- Opening Delimiter -

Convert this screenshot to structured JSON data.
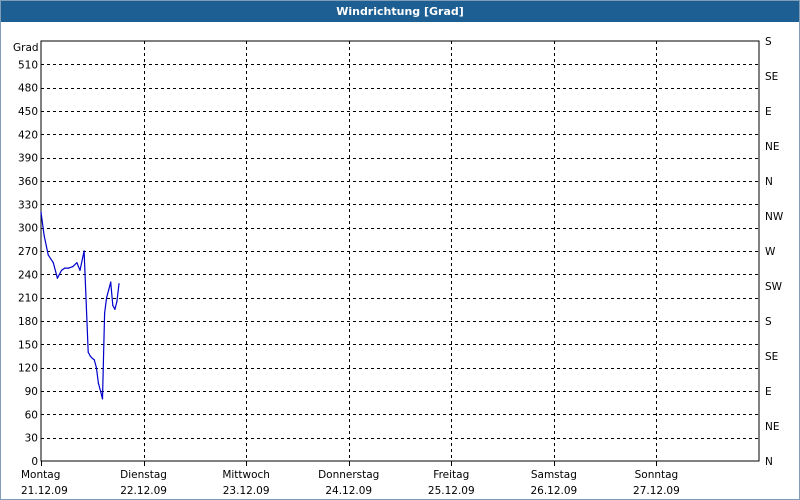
{
  "window": {
    "title": "Windrichtung [Grad]"
  },
  "chart_data": {
    "type": "line",
    "title": "Windrichtung [Grad]",
    "ylabel": "Grad",
    "ylim": [
      0,
      540
    ],
    "y_ticks": [
      0,
      30,
      60,
      90,
      120,
      150,
      180,
      210,
      240,
      270,
      300,
      330,
      360,
      390,
      420,
      450,
      480,
      510
    ],
    "y2_ticks": [
      "N",
      "NE",
      "E",
      "SE",
      "S",
      "SW",
      "W",
      "NW",
      "N",
      "NE",
      "E",
      "SE",
      "S"
    ],
    "x_ticks": [
      {
        "day": "Montag",
        "date": "21.12.09"
      },
      {
        "day": "Dienstag",
        "date": "22.12.09"
      },
      {
        "day": "Mittwoch",
        "date": "23.12.09"
      },
      {
        "day": "Donnerstag",
        "date": "24.12.09"
      },
      {
        "day": "Freitag",
        "date": "25.12.09"
      },
      {
        "day": "Samstag",
        "date": "26.12.09"
      },
      {
        "day": "Sonntag",
        "date": "27.12.09"
      }
    ],
    "xlim": [
      0,
      7
    ],
    "grid": true,
    "line_color": "#0000cc",
    "series": [
      {
        "x": [
          0.0,
          0.03,
          0.07,
          0.12,
          0.16,
          0.2,
          0.23,
          0.27,
          0.31,
          0.35,
          0.38,
          0.42,
          0.46,
          0.48,
          0.5,
          0.52,
          0.54,
          0.56,
          0.58,
          0.6,
          0.62,
          0.64,
          0.66,
          0.68,
          0.7,
          0.72,
          0.74,
          0.76
        ],
        "y": [
          320,
          290,
          265,
          255,
          235,
          245,
          248,
          248,
          250,
          255,
          245,
          270,
          140,
          135,
          132,
          130,
          120,
          100,
          90,
          80,
          190,
          210,
          220,
          230,
          200,
          195,
          205,
          228
        ]
      }
    ]
  }
}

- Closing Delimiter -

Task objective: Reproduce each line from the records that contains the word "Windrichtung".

Response box:
    "title": "Windrichtung [Grad]"
    "title": "Windrichtung [Grad]",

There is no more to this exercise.